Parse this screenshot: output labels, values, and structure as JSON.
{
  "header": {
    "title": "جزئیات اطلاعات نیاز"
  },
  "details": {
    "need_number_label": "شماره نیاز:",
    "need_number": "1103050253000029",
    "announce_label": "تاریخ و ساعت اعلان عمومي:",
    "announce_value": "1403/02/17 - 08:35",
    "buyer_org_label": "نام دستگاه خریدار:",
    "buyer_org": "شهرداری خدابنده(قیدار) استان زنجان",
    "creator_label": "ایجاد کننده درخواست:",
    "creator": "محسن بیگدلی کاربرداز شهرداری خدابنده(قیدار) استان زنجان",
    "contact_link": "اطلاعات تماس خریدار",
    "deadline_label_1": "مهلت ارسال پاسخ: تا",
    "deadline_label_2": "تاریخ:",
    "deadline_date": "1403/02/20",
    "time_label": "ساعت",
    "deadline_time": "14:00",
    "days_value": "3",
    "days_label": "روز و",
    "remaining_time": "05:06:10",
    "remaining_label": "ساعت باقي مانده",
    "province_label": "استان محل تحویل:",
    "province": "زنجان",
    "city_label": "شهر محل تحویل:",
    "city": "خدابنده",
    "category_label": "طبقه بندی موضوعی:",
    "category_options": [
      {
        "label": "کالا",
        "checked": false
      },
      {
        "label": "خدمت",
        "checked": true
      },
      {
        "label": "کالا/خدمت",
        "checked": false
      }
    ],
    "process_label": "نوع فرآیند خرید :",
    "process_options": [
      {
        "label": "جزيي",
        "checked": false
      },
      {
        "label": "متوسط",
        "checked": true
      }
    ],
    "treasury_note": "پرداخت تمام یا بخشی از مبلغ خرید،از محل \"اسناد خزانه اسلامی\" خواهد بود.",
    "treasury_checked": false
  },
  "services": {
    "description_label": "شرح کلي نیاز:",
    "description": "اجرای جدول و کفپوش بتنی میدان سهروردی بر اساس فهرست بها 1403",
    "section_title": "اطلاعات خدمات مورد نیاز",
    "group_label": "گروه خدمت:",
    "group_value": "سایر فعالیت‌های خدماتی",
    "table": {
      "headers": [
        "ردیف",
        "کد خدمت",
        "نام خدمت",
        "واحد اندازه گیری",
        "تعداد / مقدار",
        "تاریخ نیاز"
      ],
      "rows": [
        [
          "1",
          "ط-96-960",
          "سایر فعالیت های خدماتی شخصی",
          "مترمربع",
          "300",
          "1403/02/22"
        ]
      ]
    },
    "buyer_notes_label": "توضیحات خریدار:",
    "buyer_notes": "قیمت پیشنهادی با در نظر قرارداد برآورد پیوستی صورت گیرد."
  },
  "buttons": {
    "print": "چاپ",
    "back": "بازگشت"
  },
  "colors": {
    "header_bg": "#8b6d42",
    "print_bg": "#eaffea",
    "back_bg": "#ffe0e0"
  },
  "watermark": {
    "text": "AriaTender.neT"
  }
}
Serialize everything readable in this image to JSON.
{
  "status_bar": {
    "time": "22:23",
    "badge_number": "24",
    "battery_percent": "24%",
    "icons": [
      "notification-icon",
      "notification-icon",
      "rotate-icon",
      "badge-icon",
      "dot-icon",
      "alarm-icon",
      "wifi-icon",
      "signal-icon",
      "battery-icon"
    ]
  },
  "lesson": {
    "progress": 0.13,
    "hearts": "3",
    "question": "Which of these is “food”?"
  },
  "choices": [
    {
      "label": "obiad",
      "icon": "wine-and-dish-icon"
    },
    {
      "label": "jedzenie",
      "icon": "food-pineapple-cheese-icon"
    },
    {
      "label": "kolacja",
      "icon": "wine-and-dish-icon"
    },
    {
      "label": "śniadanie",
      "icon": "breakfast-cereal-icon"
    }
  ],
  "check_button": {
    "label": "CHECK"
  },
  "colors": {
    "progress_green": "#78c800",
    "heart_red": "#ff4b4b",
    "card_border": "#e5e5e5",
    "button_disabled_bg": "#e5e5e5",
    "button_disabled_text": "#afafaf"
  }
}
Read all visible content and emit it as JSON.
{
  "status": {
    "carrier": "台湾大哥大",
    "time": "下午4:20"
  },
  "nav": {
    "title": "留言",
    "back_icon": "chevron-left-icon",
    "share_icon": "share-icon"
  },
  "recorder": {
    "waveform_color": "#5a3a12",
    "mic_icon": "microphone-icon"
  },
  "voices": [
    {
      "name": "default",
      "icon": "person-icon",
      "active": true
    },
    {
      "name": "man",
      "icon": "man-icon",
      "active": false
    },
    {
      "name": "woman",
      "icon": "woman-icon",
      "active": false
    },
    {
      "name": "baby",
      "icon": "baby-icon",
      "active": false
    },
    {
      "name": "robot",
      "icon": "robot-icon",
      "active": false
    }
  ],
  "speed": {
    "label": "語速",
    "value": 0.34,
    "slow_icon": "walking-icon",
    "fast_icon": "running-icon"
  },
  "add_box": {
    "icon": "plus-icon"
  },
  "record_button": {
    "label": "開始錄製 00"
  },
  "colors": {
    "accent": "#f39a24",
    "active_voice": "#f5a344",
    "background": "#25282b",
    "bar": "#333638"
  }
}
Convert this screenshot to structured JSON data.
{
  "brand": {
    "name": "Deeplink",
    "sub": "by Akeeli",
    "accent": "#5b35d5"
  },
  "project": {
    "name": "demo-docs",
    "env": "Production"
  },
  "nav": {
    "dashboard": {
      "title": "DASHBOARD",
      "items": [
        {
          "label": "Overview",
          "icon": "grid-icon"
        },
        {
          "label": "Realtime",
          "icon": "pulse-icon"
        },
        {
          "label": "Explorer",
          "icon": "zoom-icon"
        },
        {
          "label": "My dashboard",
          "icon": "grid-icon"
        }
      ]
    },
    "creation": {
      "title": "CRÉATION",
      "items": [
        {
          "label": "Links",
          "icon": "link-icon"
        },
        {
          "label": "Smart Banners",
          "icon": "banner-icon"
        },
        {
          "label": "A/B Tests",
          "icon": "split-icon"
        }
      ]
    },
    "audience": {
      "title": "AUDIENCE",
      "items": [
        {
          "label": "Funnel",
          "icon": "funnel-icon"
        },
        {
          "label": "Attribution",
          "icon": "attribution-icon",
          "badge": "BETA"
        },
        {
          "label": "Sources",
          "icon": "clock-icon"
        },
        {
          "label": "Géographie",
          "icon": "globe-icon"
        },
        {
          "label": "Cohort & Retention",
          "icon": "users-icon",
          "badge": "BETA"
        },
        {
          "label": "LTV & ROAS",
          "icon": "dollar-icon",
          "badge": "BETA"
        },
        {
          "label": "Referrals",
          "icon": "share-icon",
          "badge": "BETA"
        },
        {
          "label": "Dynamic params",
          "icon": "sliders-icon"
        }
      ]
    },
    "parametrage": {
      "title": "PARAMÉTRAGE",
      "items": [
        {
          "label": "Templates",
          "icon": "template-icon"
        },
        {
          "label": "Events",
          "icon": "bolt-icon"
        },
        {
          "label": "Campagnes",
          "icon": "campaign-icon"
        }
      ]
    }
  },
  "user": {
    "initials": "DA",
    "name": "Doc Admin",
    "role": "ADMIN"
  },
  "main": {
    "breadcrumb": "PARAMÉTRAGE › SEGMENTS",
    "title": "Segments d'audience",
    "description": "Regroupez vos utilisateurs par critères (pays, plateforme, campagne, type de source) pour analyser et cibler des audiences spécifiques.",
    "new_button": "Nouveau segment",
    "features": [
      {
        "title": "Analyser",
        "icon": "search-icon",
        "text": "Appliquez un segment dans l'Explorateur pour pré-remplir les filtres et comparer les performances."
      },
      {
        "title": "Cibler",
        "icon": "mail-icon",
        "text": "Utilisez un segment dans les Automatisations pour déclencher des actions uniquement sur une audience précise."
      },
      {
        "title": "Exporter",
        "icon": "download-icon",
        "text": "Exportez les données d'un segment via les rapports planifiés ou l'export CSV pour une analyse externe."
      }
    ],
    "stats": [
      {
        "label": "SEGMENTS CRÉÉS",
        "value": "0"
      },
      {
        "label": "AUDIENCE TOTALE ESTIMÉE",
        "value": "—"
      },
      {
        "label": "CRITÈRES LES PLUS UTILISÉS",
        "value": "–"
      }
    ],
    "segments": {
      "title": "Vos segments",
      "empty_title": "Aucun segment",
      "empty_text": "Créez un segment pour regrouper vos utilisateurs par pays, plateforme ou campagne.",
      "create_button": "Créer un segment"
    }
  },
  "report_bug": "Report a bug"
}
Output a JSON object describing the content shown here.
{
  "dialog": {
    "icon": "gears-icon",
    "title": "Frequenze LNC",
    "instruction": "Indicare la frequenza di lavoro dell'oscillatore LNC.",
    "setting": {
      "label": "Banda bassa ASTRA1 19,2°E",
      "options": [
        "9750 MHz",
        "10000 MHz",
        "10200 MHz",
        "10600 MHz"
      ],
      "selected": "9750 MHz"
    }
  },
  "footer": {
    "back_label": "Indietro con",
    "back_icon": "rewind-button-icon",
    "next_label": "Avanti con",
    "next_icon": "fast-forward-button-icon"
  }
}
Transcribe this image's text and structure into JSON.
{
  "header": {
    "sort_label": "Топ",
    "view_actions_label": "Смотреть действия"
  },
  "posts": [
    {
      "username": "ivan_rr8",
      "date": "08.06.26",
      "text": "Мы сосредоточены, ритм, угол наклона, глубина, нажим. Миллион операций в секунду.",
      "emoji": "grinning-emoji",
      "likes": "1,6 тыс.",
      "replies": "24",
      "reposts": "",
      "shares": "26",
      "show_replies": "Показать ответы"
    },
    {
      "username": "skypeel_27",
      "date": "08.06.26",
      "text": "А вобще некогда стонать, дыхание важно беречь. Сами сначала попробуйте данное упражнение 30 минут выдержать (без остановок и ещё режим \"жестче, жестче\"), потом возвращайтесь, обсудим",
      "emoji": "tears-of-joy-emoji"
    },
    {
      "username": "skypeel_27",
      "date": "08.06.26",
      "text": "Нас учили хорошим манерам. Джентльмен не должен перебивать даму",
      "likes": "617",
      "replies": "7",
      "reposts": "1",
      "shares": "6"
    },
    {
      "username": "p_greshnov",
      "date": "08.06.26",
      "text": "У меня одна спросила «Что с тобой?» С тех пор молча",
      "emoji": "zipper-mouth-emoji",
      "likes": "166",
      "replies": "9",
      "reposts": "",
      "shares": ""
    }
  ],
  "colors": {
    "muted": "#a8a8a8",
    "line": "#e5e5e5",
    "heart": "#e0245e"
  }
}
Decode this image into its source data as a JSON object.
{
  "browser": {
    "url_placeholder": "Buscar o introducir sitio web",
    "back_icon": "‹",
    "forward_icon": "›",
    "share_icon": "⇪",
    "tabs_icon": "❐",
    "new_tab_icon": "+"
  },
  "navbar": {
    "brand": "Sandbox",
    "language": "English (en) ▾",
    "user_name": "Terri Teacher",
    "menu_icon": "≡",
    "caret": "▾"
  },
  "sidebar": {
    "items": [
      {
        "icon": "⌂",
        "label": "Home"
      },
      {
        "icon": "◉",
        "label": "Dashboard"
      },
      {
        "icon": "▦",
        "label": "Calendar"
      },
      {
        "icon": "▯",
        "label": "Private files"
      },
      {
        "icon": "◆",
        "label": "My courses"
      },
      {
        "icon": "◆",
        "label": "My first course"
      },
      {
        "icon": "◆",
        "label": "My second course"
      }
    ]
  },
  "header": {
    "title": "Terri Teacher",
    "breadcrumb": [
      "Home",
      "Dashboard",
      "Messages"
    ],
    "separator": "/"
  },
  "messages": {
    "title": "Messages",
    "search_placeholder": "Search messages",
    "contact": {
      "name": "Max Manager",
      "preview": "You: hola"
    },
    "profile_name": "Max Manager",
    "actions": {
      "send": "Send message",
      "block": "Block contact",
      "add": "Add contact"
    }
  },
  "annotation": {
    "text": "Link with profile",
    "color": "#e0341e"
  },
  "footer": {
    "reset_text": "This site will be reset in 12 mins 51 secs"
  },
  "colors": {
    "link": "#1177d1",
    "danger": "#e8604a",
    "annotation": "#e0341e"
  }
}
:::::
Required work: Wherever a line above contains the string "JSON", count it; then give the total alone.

Answer to the problem: 7